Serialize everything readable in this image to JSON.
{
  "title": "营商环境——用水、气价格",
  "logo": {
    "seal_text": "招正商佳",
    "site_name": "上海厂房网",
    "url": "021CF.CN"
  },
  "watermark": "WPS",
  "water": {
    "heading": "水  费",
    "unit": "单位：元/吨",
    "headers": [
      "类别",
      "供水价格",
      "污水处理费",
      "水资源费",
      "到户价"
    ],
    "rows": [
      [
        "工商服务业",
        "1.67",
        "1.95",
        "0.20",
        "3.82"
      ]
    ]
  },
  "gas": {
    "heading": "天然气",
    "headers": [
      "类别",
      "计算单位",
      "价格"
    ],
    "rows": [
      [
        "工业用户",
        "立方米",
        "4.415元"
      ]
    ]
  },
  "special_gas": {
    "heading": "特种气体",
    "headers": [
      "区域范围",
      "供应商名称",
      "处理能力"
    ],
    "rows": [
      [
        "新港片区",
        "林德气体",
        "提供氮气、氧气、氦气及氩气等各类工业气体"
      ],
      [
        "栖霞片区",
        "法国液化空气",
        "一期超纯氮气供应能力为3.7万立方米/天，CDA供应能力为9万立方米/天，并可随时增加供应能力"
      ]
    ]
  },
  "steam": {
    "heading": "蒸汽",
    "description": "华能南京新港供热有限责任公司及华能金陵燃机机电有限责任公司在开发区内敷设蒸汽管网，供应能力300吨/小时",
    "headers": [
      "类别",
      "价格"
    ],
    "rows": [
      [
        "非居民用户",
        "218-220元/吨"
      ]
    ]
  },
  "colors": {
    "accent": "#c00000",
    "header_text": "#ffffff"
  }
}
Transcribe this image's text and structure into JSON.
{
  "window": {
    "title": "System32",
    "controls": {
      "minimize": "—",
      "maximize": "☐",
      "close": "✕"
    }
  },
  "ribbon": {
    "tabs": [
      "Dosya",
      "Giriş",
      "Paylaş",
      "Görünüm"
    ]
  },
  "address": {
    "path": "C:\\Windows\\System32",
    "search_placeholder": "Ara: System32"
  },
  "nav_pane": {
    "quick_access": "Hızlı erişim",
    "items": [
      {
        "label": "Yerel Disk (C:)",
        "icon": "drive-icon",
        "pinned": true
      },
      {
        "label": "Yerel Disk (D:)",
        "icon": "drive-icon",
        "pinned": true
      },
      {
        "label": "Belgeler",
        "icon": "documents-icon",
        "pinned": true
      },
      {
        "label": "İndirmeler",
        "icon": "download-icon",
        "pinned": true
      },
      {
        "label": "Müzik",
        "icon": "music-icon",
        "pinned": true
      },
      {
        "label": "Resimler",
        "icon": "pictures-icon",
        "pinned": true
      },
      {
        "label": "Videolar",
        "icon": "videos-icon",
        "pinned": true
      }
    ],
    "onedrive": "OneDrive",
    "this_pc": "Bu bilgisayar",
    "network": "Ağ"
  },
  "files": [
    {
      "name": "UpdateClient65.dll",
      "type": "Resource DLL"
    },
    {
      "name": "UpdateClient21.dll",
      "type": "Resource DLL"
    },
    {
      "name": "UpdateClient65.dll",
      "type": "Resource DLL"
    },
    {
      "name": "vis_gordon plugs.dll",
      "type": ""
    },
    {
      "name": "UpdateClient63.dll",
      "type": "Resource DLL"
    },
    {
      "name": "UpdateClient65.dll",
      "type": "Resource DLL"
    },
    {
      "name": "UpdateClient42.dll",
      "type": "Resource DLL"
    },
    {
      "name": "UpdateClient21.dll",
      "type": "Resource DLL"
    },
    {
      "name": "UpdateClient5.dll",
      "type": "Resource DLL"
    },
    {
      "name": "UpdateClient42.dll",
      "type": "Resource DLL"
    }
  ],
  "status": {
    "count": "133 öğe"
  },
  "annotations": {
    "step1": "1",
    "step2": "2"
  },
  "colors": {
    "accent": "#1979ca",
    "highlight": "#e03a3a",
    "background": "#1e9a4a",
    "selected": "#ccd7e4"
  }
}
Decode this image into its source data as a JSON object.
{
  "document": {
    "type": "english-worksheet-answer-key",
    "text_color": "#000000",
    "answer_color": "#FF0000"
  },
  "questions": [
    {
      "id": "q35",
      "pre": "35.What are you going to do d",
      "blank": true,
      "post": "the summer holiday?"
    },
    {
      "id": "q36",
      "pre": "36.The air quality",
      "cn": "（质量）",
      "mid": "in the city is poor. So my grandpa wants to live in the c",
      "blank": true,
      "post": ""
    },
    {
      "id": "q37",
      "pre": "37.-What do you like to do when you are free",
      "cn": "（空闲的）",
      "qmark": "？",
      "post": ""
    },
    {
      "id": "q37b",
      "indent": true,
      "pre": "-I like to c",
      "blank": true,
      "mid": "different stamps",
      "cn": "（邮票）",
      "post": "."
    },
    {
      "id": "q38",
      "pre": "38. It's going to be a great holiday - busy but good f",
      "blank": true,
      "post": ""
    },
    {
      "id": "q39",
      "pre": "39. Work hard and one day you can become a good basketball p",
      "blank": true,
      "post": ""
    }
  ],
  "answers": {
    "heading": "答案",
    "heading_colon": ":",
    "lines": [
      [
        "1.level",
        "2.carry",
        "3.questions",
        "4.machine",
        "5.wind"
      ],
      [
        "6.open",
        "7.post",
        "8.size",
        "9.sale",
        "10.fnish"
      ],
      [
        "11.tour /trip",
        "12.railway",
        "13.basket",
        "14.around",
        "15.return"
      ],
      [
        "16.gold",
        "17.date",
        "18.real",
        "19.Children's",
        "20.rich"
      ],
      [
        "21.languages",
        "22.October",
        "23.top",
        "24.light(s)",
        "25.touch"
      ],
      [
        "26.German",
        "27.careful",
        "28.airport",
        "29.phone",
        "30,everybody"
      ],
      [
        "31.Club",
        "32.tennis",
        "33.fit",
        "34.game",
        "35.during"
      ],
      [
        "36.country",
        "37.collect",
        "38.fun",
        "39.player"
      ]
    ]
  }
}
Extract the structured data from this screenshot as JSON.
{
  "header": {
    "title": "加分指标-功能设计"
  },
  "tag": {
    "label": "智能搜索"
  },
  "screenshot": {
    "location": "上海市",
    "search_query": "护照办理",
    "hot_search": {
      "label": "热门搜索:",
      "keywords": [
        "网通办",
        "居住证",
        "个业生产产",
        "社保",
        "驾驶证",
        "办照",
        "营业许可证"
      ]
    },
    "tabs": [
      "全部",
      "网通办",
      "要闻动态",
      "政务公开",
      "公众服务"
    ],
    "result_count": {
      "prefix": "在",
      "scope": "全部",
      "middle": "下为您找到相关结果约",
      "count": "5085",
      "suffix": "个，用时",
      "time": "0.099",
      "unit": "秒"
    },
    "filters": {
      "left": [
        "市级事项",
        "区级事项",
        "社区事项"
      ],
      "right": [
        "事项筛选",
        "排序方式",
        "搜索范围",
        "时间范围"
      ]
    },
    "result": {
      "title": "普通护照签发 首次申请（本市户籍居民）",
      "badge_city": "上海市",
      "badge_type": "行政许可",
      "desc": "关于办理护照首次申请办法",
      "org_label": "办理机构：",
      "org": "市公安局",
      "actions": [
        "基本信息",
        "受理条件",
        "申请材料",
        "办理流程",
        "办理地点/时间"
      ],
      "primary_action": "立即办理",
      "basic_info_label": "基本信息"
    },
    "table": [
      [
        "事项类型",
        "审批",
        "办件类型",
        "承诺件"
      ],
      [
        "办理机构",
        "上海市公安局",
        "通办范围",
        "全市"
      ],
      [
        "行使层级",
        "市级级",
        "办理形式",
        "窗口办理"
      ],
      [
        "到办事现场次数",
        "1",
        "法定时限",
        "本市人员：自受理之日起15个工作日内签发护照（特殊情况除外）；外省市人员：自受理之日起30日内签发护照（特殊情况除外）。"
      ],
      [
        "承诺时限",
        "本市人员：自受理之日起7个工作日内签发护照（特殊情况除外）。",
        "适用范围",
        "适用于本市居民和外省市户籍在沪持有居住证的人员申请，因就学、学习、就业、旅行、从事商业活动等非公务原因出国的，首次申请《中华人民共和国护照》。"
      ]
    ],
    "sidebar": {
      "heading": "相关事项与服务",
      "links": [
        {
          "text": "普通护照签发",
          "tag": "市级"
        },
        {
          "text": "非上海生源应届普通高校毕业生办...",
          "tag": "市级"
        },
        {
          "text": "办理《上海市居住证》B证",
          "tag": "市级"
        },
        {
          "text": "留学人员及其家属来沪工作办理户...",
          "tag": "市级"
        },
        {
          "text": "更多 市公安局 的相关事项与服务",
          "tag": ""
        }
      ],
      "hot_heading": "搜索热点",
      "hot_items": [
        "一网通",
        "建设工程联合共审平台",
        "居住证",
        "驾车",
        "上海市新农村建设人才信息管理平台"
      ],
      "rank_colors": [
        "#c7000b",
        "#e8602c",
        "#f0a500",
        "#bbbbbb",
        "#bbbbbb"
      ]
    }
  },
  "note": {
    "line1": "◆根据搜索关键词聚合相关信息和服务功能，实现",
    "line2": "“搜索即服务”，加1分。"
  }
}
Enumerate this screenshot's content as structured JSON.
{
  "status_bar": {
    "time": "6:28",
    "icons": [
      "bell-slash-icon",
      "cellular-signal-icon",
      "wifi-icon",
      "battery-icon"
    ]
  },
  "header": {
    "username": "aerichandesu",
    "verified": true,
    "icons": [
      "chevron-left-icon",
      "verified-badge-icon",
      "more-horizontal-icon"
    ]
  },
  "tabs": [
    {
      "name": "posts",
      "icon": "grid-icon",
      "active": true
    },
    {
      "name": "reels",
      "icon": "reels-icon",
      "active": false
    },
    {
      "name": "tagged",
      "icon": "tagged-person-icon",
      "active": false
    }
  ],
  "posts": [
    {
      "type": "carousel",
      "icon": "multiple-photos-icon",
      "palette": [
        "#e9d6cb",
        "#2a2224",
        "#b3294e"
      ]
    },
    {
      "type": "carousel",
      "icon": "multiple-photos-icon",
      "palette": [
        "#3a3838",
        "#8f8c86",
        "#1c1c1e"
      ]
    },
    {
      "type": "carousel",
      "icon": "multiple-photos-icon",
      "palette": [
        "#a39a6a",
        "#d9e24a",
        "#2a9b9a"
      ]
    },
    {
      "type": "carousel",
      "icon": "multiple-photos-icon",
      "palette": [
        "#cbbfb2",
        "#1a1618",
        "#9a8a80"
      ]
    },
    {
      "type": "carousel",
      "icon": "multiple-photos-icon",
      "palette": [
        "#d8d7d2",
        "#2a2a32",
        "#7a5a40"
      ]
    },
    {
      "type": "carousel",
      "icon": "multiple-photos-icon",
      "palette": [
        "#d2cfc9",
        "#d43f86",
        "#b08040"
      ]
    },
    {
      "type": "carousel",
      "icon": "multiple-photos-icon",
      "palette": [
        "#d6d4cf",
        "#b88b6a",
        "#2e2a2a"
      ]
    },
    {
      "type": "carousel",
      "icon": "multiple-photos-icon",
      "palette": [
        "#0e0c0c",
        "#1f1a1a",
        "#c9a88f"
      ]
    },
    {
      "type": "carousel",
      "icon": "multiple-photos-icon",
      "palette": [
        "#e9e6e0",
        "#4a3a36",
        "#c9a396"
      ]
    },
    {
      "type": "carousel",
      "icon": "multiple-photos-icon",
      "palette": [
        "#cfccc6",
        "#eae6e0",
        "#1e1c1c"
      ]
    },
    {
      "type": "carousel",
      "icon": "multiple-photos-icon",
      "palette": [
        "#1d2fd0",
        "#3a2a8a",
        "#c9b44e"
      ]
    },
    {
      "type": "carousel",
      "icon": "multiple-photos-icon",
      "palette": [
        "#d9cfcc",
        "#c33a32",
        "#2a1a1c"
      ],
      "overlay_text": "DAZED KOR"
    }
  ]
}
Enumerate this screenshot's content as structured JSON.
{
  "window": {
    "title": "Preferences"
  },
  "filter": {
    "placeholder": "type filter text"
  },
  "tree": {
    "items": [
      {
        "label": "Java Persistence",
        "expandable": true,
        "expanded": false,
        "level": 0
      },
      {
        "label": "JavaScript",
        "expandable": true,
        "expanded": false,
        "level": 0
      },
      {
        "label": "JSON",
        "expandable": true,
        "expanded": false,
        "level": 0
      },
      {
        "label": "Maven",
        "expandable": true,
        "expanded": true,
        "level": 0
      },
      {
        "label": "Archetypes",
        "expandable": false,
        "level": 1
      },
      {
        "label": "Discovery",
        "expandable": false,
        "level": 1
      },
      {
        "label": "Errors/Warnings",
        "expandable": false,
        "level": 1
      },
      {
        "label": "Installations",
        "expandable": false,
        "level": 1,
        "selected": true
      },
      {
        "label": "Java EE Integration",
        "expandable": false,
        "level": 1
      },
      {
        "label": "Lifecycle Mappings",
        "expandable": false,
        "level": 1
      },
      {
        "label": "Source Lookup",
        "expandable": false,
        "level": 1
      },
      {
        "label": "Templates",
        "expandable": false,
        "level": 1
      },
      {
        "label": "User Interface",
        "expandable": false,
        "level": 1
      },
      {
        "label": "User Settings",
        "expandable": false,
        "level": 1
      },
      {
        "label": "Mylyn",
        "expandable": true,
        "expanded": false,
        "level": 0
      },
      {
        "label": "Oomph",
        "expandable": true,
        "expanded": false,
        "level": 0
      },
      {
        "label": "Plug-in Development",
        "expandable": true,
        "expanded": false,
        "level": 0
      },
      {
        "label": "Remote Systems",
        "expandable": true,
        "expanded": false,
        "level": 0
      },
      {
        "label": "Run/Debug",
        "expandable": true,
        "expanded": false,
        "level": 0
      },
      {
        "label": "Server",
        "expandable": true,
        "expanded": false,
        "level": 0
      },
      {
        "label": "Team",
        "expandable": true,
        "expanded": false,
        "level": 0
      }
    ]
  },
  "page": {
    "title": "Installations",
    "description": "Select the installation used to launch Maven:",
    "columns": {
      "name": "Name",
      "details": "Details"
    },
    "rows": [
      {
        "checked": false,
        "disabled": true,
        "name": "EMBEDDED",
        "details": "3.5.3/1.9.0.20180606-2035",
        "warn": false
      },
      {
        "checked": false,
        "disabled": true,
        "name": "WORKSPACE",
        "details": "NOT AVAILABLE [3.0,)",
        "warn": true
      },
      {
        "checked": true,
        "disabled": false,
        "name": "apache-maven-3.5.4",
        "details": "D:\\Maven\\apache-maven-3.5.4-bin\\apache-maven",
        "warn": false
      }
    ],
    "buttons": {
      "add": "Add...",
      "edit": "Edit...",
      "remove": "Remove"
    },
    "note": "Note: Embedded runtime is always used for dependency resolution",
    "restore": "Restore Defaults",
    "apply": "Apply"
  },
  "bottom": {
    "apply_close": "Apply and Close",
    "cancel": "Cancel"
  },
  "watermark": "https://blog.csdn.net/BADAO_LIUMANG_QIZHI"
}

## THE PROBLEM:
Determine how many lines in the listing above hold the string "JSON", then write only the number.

## RESULT:
7